For Penney, accepting the mission was something she had done without hesitation. Knowing there was a strong likelihood she wouldn’t return, the one thought going through her mind, she says, was “Dear God, don’t let me [expletive] it up.”
It’s a dedication that comes with the job, she says, eschewing any talk of heroism with the proviso that “I was just the wingman that day.”
But what ultimately ended her career was logistics: She had two young daughters and was a single mother.
“There was no way I could do it – I couldn’t manage my household responsibilities, manage my daughters, and put in the long hours necessary to remain a competent fighter pilot,” a job that requires constant training.
So she put in her retirement papers. “Having to leave the F-16 and leave that mission set – my squadron – it was heartbreaking. I loved the mission. I loved the jet. I loved my brother pilots.”
She was not alone in having to make that tough decision, she adds.
“A lot of the women experienced similar dynamics that I did, whether or not they were married,” Penney says. “To go 20 years, to be a lieutenant colonel, is very, very challenging – and it comes at a cost.”
Today, there are some 85 women actively flying in fighter cockpits, which is roughly two percent of all fighter-rated pilots. Women also tend to leave the military service at twice the rate of men.
In a nod to this fact, Air Force Secretary Deborah James announced a series of initiatives last month to give more flexibility to its top performers.
For starters, it allows these troops to step out of active duty for one to three years without losing their place in line for promotion, so they can “meet personal and professional needs,” Secretary James said at a conference at the Center for a New American Security, a think tank in Washington. These would include to raise a family “and alleviate life concerns.”
This sort of flexibility appeals not only to women, but to men as well, says Penney, who was tapped by the Air Force chief of staff to help spearhead a panel to investigate how to better retain troops.
What the panel found, she says, was that men were just as interested in the topic. Members of her team were “shocked” at the number of male officers who sought them out asking to take part in focus groups, because they had something to say.
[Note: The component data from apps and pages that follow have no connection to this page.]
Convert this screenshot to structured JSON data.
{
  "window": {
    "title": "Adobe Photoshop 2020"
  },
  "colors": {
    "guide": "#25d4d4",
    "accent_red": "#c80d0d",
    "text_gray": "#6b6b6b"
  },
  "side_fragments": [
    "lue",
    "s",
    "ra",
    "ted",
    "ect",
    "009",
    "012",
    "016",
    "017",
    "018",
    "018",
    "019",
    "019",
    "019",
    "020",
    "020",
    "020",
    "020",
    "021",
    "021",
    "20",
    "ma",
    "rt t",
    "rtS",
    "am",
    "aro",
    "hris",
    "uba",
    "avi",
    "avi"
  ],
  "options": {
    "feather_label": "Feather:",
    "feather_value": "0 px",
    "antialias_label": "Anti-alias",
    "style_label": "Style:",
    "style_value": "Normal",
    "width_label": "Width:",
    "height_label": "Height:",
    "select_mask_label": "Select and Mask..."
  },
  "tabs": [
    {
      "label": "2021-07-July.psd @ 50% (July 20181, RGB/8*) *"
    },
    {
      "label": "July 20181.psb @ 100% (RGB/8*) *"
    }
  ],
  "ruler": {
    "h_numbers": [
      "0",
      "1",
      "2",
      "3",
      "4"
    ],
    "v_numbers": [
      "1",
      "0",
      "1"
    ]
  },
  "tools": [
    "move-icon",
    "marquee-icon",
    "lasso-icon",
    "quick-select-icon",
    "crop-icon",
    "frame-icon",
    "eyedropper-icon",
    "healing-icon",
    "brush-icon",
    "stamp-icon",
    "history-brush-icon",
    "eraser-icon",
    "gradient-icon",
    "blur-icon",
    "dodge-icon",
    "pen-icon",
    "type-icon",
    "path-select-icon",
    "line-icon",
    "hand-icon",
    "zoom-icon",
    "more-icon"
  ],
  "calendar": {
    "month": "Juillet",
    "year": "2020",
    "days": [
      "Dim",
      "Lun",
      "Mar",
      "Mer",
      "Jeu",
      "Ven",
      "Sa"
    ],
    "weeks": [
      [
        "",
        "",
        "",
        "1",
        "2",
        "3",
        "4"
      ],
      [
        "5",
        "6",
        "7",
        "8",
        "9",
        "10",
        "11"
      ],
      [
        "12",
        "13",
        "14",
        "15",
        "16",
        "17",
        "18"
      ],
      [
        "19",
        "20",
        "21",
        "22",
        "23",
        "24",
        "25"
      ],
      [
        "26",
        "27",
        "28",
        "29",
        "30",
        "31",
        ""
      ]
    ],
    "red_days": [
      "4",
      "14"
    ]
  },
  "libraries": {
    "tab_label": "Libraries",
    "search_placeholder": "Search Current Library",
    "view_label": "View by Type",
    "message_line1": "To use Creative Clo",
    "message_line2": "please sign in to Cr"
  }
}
This included men “who were frustrated that they felt culturally unable to do things like coach their kids’ little league teams, or take time off work to go to parent-teacher conferences,” Penney says. “They wanted to be present – they didn’t want to just delegate that responsibility to a spouse.”
They were thinking of their wives as well, since many were partnered up with fellow military officers. “These were men who wanted to marry someone who has a career, and who is maybe just as driven to stay in the service.”
This sort of flexibility appeals to an entire generation of Millennials, says retired Gen. David Barno, who commanded US forces in Afghanistan from 2003-05 and has two sons who were commissioned as officers in the US military.
“One just got out; one is teetering on the edge,” he says. “Their values are very much about quality of life. Moving every two years and not having a family – they’re not going to do that.”
Indeed, a recent survey among young male officers found that their values more closely mirror that of women than those of older men, says Mr. Barno, now a distinguished practitioner in residence at American University’s School of International Service in Washington.
But presently, the way the services manage assignments “is predicated on the 1950s nuclear family with a stay-at-home, portable spouse,” Penney adds. “If we continue down this path we will be breaking families in order to serve, or unnecessarily limiting our talent pool.”
It’s a realization the military is gradually coming to terms with, Carter told the troops at Fort Drum.
The Pentagon is now exploring ways to expand the Air Force’s pilot program to “let you pause your service for education, for a new work experience outside, for family,” he said.
“How you find a next assignment that fits you – your skills, your family, your future and your goals in life. We need to be competitive in that way,” he added. “That’s changing for every other employer in our economy – and we need to change, too.”